■ **Records shown**
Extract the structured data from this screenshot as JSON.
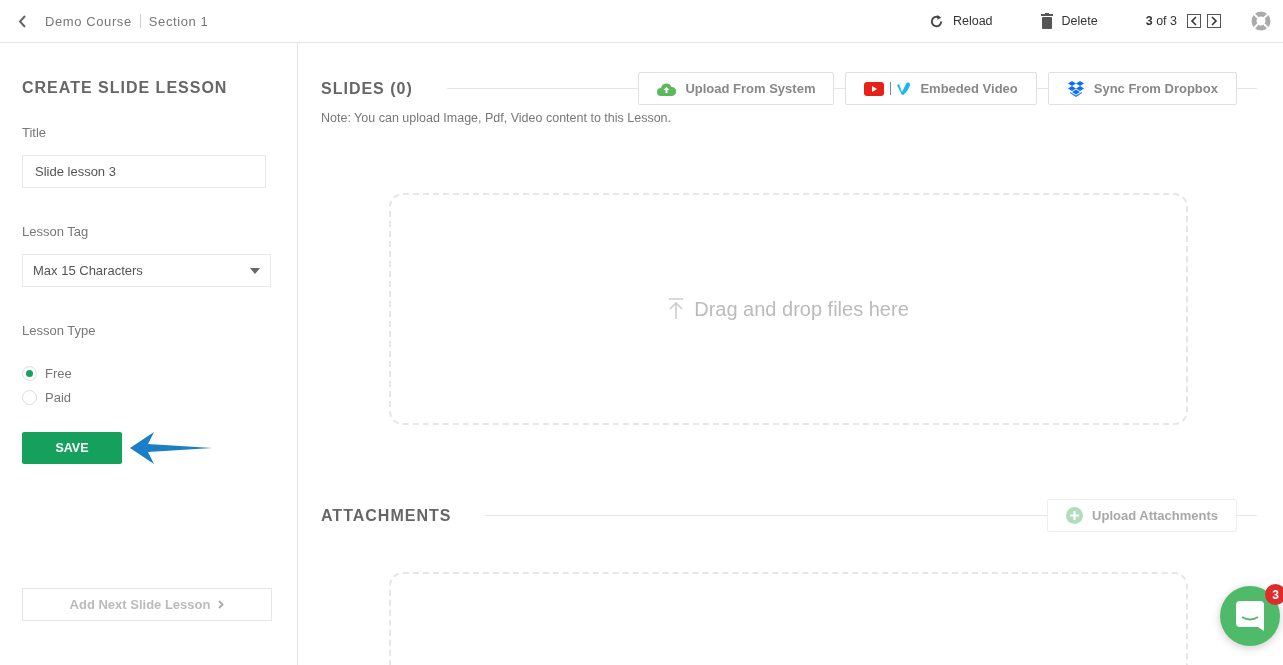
{
  "header": {
    "breadcrumb": [
      "Demo Course",
      "Section 1"
    ],
    "actions": [
      {
        "kind": "reload",
        "label": "Reload"
      },
      {
        "kind": "delete",
        "label": "Delete"
      }
    ],
    "pager": "**3** of 3"
  },
  "sidebar": {
    "title": "CREATE SLIDE LESSON",
    "title_field": {
      "label": "Title",
      "value": "Slide lesson 3"
    },
    "tag_field": {
      "label": "Lesson Tag",
      "value": "Max 15 Characters"
    },
    "lesson_type": {
      "label": "Lesson Type",
      "options": [
        {
          "label": "Free",
          "selected": true
        },
        {
          "label": "Paid",
          "selected": false
        }
      ]
    },
    "save_button": "SAVE",
    "next_button": {
      "label": "Add Next Slide Lesson",
      "disabled": true
    }
  },
  "slides": {
    "title": "SLIDES (0)",
    "buttons": [
      {
        "kind": "system",
        "label": "Upload From System",
        "disabled": false
      },
      {
        "kind": "video",
        "label": "Embeded Video",
        "disabled": false
      },
      {
        "kind": "dropbox",
        "label": "Sync From Dropbox",
        "disabled": false
      }
    ],
    "note": "Note: You can upload Image, Pdf, Video content to this Lesson.",
    "dropzone": "Drag and drop files here"
  },
  "attachments": {
    "title": "ATTACHMENTS",
    "buttons": [
      {
        "kind": "add",
        "label": "Upload Attachments",
        "disabled": true
      }
    ]
  },
  "chat": {
    "badge": "3"
  }
}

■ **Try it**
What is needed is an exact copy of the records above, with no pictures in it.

■ **Output of the exercise**
Extract the structured data from this screenshot as JSON.
{
  "header": {
    "breadcrumb": [
      "Demo Course",
      "Section 1"
    ],
    "actions": [
      {
        "kind": "reload",
        "label": "Reload"
      },
      {
        "kind": "delete",
        "label": "Delete"
      }
    ],
    "pager": "**3** of 3"
  },
  "sidebar": {
    "title": "CREATE SLIDE LESSON",
    "title_field": {
      "label": "Title",
      "value": "Slide lesson 3"
    },
    "tag_field": {
      "label": "Lesson Tag",
      "value": "Max 15 Characters"
    },
    "lesson_type": {
      "label": "Lesson Type",
      "options": [
        {
          "label": "Free",
          "selected": true
        },
        {
          "label": "Paid",
          "selected": false
        }
      ]
    },
    "save_button": "SAVE",
    "next_button": {
      "label": "Add Next Slide Lesson",
      "disabled": true
    }
  },
  "slides": {
    "title": "SLIDES (0)",
    "buttons": [
      {
        "kind": "system",
        "label": "Upload From System",
        "disabled": false
      },
      {
        "kind": "video",
        "label": "Embeded Video",
        "disabled": false
      },
      {
        "kind": "dropbox",
        "label": "Sync From Dropbox",
        "disabled": false
      }
    ],
    "note": "Note: You can upload Image, Pdf, Video content to this Lesson.",
    "dropzone": "Drag and drop files here"
  },
  "attachments": {
    "title": "ATTACHMENTS",
    "buttons": [
      {
        "kind": "add",
        "label": "Upload Attachments",
        "disabled": true
      }
    ]
  },
  "chat": {
    "badge": "3"
  }
}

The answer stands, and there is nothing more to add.